Go over the data and copy out each line with "icon" in it.

Top of Source material

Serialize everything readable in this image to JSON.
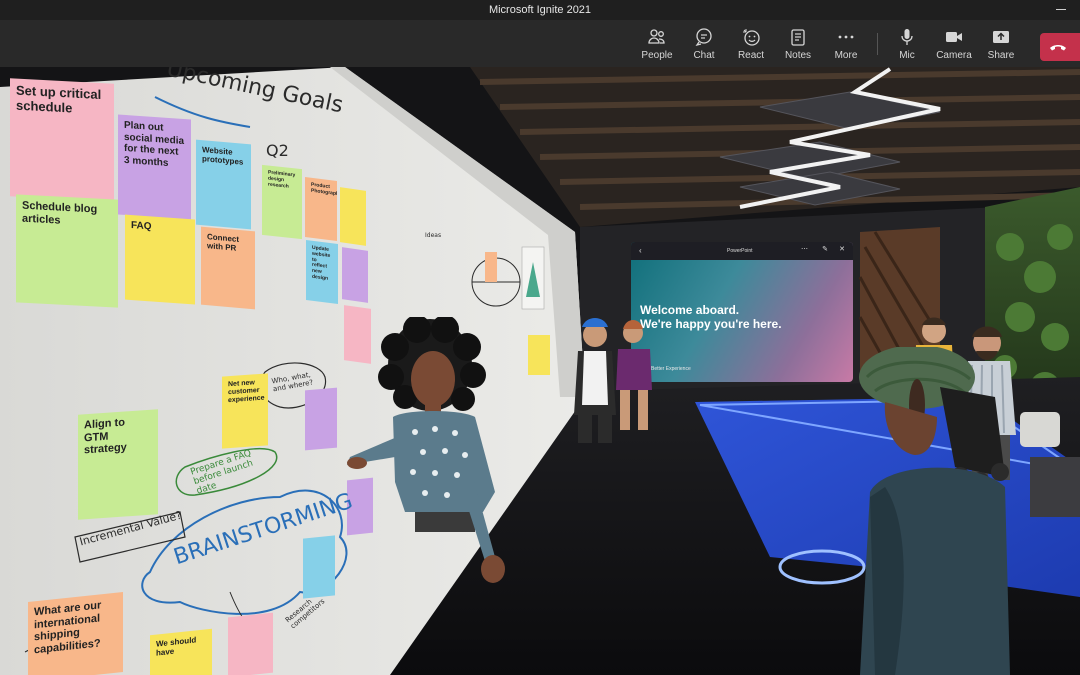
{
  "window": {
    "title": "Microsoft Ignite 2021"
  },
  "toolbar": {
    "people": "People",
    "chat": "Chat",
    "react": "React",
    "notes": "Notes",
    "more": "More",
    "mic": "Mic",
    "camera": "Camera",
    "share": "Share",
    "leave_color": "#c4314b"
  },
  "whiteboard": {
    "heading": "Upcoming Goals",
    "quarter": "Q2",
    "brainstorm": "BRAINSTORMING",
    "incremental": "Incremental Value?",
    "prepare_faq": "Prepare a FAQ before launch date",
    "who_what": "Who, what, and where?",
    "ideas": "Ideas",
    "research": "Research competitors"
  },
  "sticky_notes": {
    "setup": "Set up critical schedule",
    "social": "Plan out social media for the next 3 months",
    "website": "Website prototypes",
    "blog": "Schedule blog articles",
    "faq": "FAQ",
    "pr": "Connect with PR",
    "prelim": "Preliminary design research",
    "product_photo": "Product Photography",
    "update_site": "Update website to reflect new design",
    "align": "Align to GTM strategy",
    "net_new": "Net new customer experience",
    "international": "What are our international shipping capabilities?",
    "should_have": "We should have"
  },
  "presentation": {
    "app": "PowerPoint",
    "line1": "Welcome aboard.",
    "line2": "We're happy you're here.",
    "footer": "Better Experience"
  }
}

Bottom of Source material
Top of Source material

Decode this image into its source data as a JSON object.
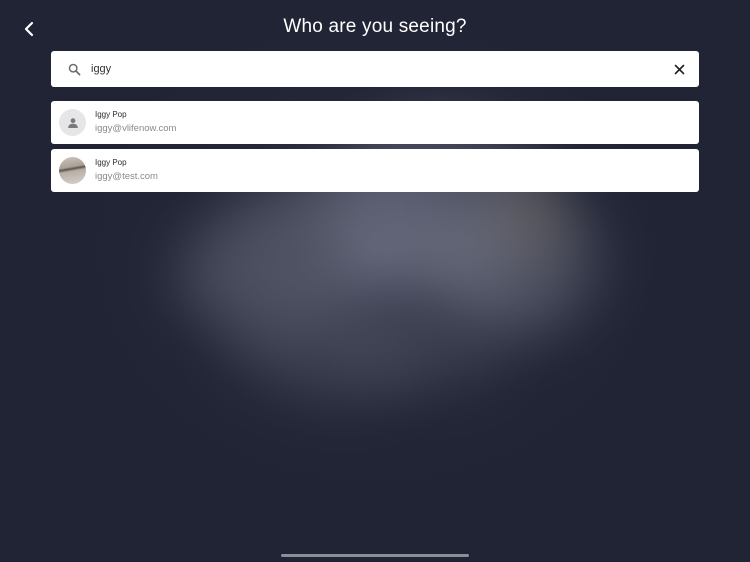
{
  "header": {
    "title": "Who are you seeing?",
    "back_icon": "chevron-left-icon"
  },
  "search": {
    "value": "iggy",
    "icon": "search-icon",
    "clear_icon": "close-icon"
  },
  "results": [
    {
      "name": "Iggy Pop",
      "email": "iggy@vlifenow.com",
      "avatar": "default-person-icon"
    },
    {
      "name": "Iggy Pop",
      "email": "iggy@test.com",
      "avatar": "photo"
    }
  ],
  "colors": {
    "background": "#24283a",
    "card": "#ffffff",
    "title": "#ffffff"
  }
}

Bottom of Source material

Exercise solution
    "back_icon": "chevron-left-icon"
    "icon": "search-icon",
    "clear_icon": "close-icon"
      "avatar": "default-person-icon"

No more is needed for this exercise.